it's hard. it was difficult for her to run on the legacy of barack obama. and to be out there, the positive things you want to say is the economy is getting better. people are not feeling that. >> we have some people in the balcony. the lights are in my eyes. i can't point to you. you will have to sort it out yourselves. let's go to the balcony. >> my question is this, first of all, let's face it, two identical products, one costs $12, one cost $24. i think we would all buy the $12 one if it comes from china or somewhere else. we will always buy the lower-priced products if all
other things are equal. my questions are this. how do you -- what do you account for the fact that polls were so wrong, number one? and number two, do you think it was a good idea for hillary to switch towards the end of the campaign to advertise more the senate races instead of spending more and her campaign as president? >> i think we all heard that question. why do you think the polls were? >> the last two days have been very bad. >> i have a not popular point of view on this. which is that jeff and i will keep our clients because our private polling was correct. and helped direct the campaign. and i think what people
understand, and let me speak up for nate silver. when nate silver, his final prediction, he says there is a 30% donald trump can win. she's three points ahead. in these three of the last four elections, the last result has been three points different than the last track. three points is a blink. what he said is it was this guy because either it was tied, three points better or the person or one to three points better and no one noticed. the reason there was this meltdown is because people said, my gosh, everyone said clinton is going to win. how could trump win? let me give you -- i will give you my small example.
she is three points ahead. you carry white, noncollege voters by 10 more points and win by more than ronald reagan and that is 3%, 10% more, 3.4%. it's tied. and polls, by the way, i'm sorry, polls are not great at saying i know for sure that there will be higher turnout in these areas. and even by the way, all these analytics. i have made 100,000 phone calls. they are not that great down to one or two point, couple points level. so, what i am suggesting is there is, i understand, i also understand, believe me i'm getting it, i understand all across america people are saying the polls were all wrong. i just think if you do this for a living, the internal clients in each campaign were not shocked. i do not have jeff's poll. but i had a poll in michigan four days out that had trump ahead. my client said, that cannot be

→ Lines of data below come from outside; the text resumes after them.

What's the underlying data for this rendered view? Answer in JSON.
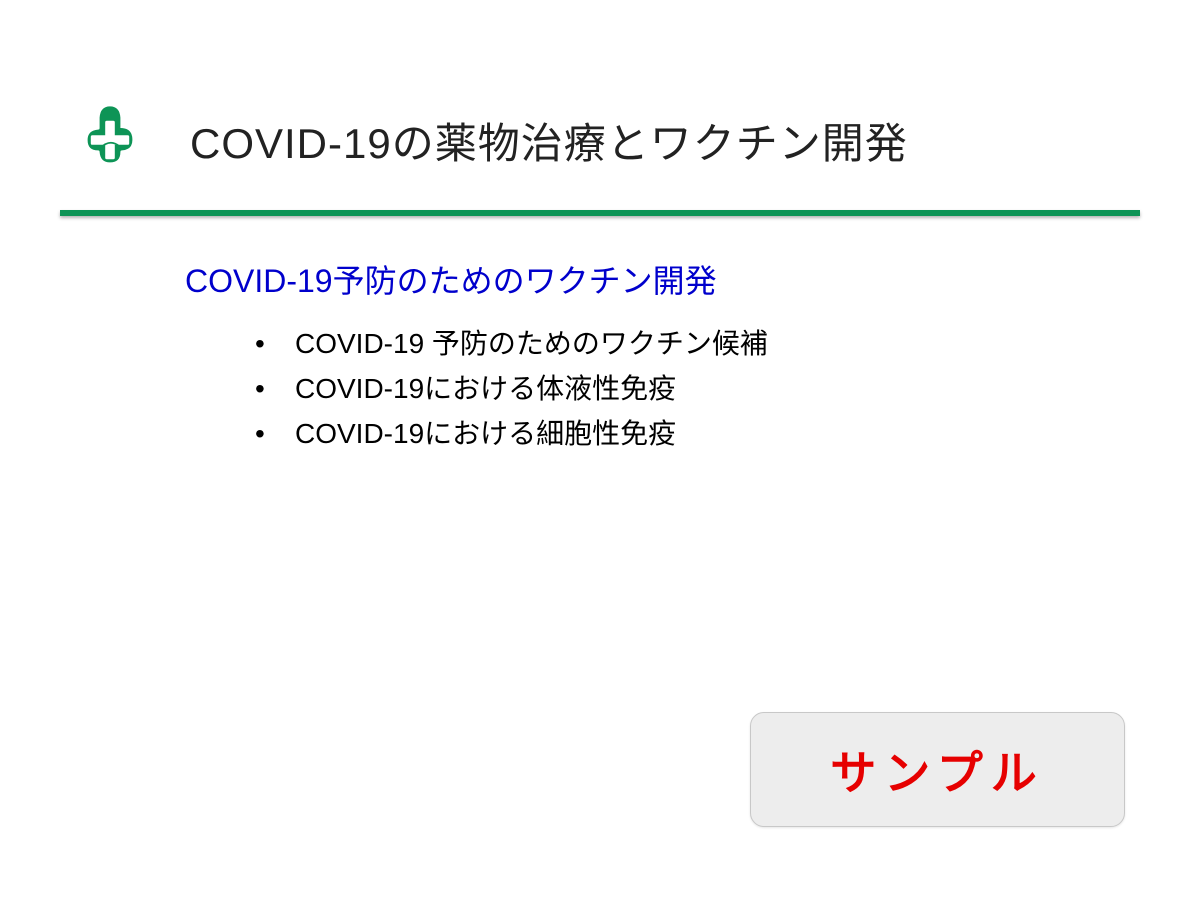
{
  "header": {
    "title": "COVID-19の薬物治療とワクチン開発"
  },
  "content": {
    "section_title": "COVID-19予防のためのワクチン開発",
    "bullets": [
      "COVID-19 予防のためのワクチン候補",
      "COVID-19における体液性免疫",
      "COVID-19における細胞性免疫"
    ]
  },
  "badge": {
    "label": "サンプル"
  },
  "colors": {
    "accent_green": "#0d9456",
    "title_blue": "#0000cc",
    "badge_red": "#e60000"
  }
}
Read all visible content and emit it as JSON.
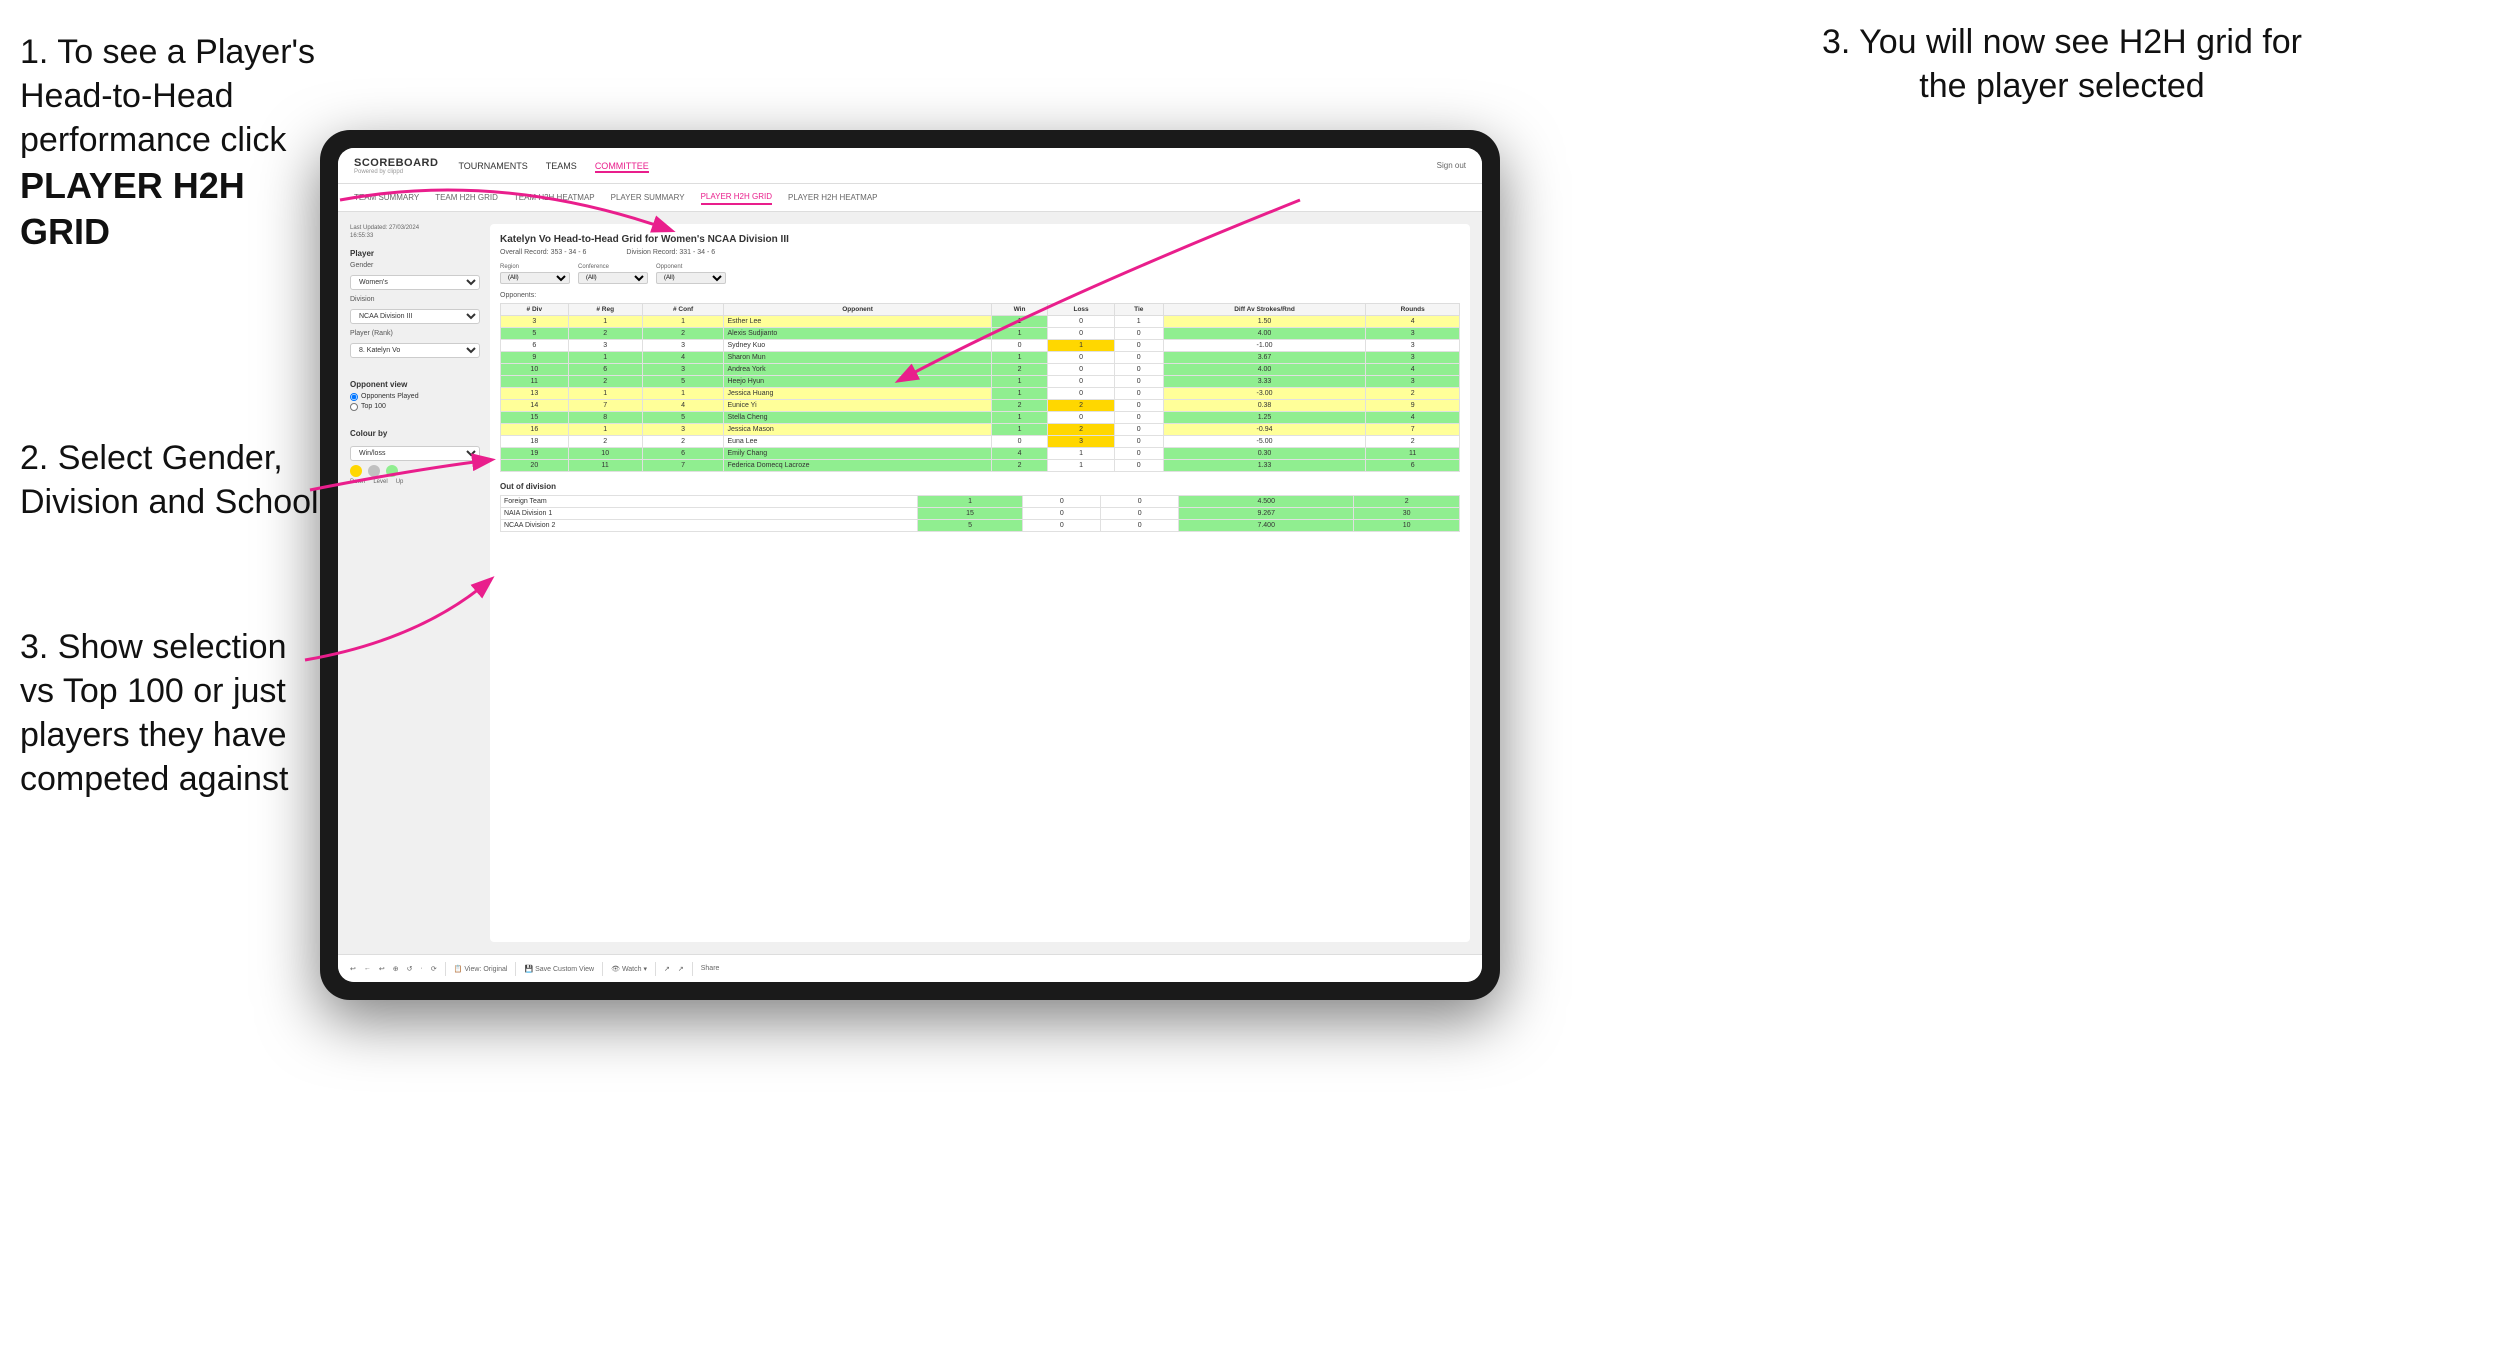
{
  "instructions": {
    "step1": {
      "text": "1. To see a Player's Head-to-Head performance click",
      "bold": "PLAYER H2H GRID"
    },
    "step2": {
      "text": "2. Select Gender, Division and School"
    },
    "step3_left": {
      "text": "3. Show selection vs Top 100 or just players they have competed against"
    },
    "step3_right": {
      "text": "3. You will now see H2H grid for the player selected"
    }
  },
  "app": {
    "logo": "SCOREBOARD",
    "powered_by": "Powered by clippd",
    "nav_items": [
      "TOURNAMENTS",
      "TEAMS",
      "COMMITTEE"
    ],
    "active_nav": "COMMITTEE",
    "header_right": "Sign out",
    "sub_nav": [
      "TEAM SUMMARY",
      "TEAM H2H GRID",
      "TEAM H2H HEATMAP",
      "PLAYER SUMMARY",
      "PLAYER H2H GRID",
      "PLAYER H2H HEATMAP"
    ],
    "active_sub_nav": "PLAYER H2H GRID"
  },
  "left_panel": {
    "last_updated_label": "Last Updated: 27/03/2024",
    "last_updated_time": "16:55:33",
    "player_label": "Player",
    "gender_label": "Gender",
    "gender_value": "Women's",
    "division_label": "Division",
    "division_value": "NCAA Division III",
    "player_rank_label": "Player (Rank)",
    "player_rank_value": "8. Katelyn Vo",
    "opponent_view_label": "Opponent view",
    "radio1_label": "Opponents Played",
    "radio2_label": "Top 100",
    "colour_by_label": "Colour by",
    "colour_by_value": "Win/loss",
    "colours": [
      {
        "color": "#FFD700",
        "label": "Down"
      },
      {
        "color": "#C0C0C0",
        "label": "Level"
      },
      {
        "color": "#90EE90",
        "label": "Up"
      }
    ]
  },
  "grid": {
    "title": "Katelyn Vo Head-to-Head Grid for Women's NCAA Division III",
    "overall_record_label": "Overall Record:",
    "overall_record": "353 - 34 - 6",
    "division_record_label": "Division Record:",
    "division_record": "331 - 34 - 6",
    "region_label": "Region",
    "conference_label": "Conference",
    "opponent_label": "Opponent",
    "opponents_label": "Opponents:",
    "region_filter": "(All)",
    "conference_filter": "(All)",
    "opponent_filter": "(All)",
    "columns": [
      "# Div",
      "# Reg",
      "# Conf",
      "Opponent",
      "Win",
      "Loss",
      "Tie",
      "Diff Av Strokes/Rnd",
      "Rounds"
    ],
    "rows": [
      {
        "div": "3",
        "reg": "1",
        "conf": "1",
        "opponent": "Esther Lee",
        "win": 1,
        "loss": 0,
        "tie": 1,
        "diff": "1.50",
        "rounds": 4,
        "color": "yellow"
      },
      {
        "div": "5",
        "reg": "2",
        "conf": "2",
        "opponent": "Alexis Sudjianto",
        "win": 1,
        "loss": 0,
        "tie": 0,
        "diff": "4.00",
        "rounds": 3,
        "color": "green"
      },
      {
        "div": "6",
        "reg": "3",
        "conf": "3",
        "opponent": "Sydney Kuo",
        "win": 0,
        "loss": 1,
        "tie": 0,
        "diff": "-1.00",
        "rounds": 3,
        "color": "white"
      },
      {
        "div": "9",
        "reg": "1",
        "conf": "4",
        "opponent": "Sharon Mun",
        "win": 1,
        "loss": 0,
        "tie": 0,
        "diff": "3.67",
        "rounds": 3,
        "color": "green"
      },
      {
        "div": "10",
        "reg": "6",
        "conf": "3",
        "opponent": "Andrea York",
        "win": 2,
        "loss": 0,
        "tie": 0,
        "diff": "4.00",
        "rounds": 4,
        "color": "green"
      },
      {
        "div": "11",
        "reg": "2",
        "conf": "5",
        "opponent": "Heejo Hyun",
        "win": 1,
        "loss": 0,
        "tie": 0,
        "diff": "3.33",
        "rounds": 3,
        "color": "green"
      },
      {
        "div": "13",
        "reg": "1",
        "conf": "1",
        "opponent": "Jessica Huang",
        "win": 1,
        "loss": 0,
        "tie": 0,
        "diff": "-3.00",
        "rounds": 2,
        "color": "yellow"
      },
      {
        "div": "14",
        "reg": "7",
        "conf": "4",
        "opponent": "Eunice Yi",
        "win": 2,
        "loss": 2,
        "tie": 0,
        "diff": "0.38",
        "rounds": 9,
        "color": "yellow"
      },
      {
        "div": "15",
        "reg": "8",
        "conf": "5",
        "opponent": "Stella Cheng",
        "win": 1,
        "loss": 0,
        "tie": 0,
        "diff": "1.25",
        "rounds": 4,
        "color": "green"
      },
      {
        "div": "16",
        "reg": "1",
        "conf": "3",
        "opponent": "Jessica Mason",
        "win": 1,
        "loss": 2,
        "tie": 0,
        "diff": "-0.94",
        "rounds": 7,
        "color": "yellow"
      },
      {
        "div": "18",
        "reg": "2",
        "conf": "2",
        "opponent": "Euna Lee",
        "win": 0,
        "loss": 3,
        "tie": 0,
        "diff": "-5.00",
        "rounds": 2,
        "color": "white"
      },
      {
        "div": "19",
        "reg": "10",
        "conf": "6",
        "opponent": "Emily Chang",
        "win": 4,
        "loss": 1,
        "tie": 0,
        "diff": "0.30",
        "rounds": 11,
        "color": "green"
      },
      {
        "div": "20",
        "reg": "11",
        "conf": "7",
        "opponent": "Federica Domecq Lacroze",
        "win": 2,
        "loss": 1,
        "tie": 0,
        "diff": "1.33",
        "rounds": 6,
        "color": "green"
      }
    ],
    "out_of_division_label": "Out of division",
    "out_of_division_rows": [
      {
        "name": "Foreign Team",
        "win": 1,
        "loss": 0,
        "tie": 0,
        "diff": "4.500",
        "rounds": 2,
        "color": "green"
      },
      {
        "name": "NAIA Division 1",
        "win": 15,
        "loss": 0,
        "tie": 0,
        "diff": "9.267",
        "rounds": 30,
        "color": "green"
      },
      {
        "name": "NCAA Division 2",
        "win": 5,
        "loss": 0,
        "tie": 0,
        "diff": "7.400",
        "rounds": 10,
        "color": "green"
      }
    ]
  },
  "toolbar": {
    "buttons": [
      "↩",
      "←",
      "↩",
      "⊕",
      "↺",
      "·",
      "⟳",
      "View: Original",
      "Save Custom View",
      "Watch ▾",
      "↗",
      "↗",
      "Share"
    ]
  }
}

right. i said, guess what? you paid for one poll. she's in detroit on friday. if my poll is wrong, what is she doing in detroit on friday? i said the reason you should believe -- there is something big going on in michigan. and this poll picked it up, because the people that run the race with more money than god are putting her in michigan on friday, and detroit. that is telling me this poll is correct. >> their numbers are usually not necessarily better than public polling, but the polling you guys see every day in newspapers and on tv, there tends to be a lag because news organizations are not doing a day-to-day, they're not spending the kind of money that the campaign are doing, minute by minute. but they do different kinds, tracking phones. a lot of times, that is why often will just survey people like jeff and people that work around him to say, what you guys seen? because i think your point is very much taken. in the last couple days, it can actually move. if y'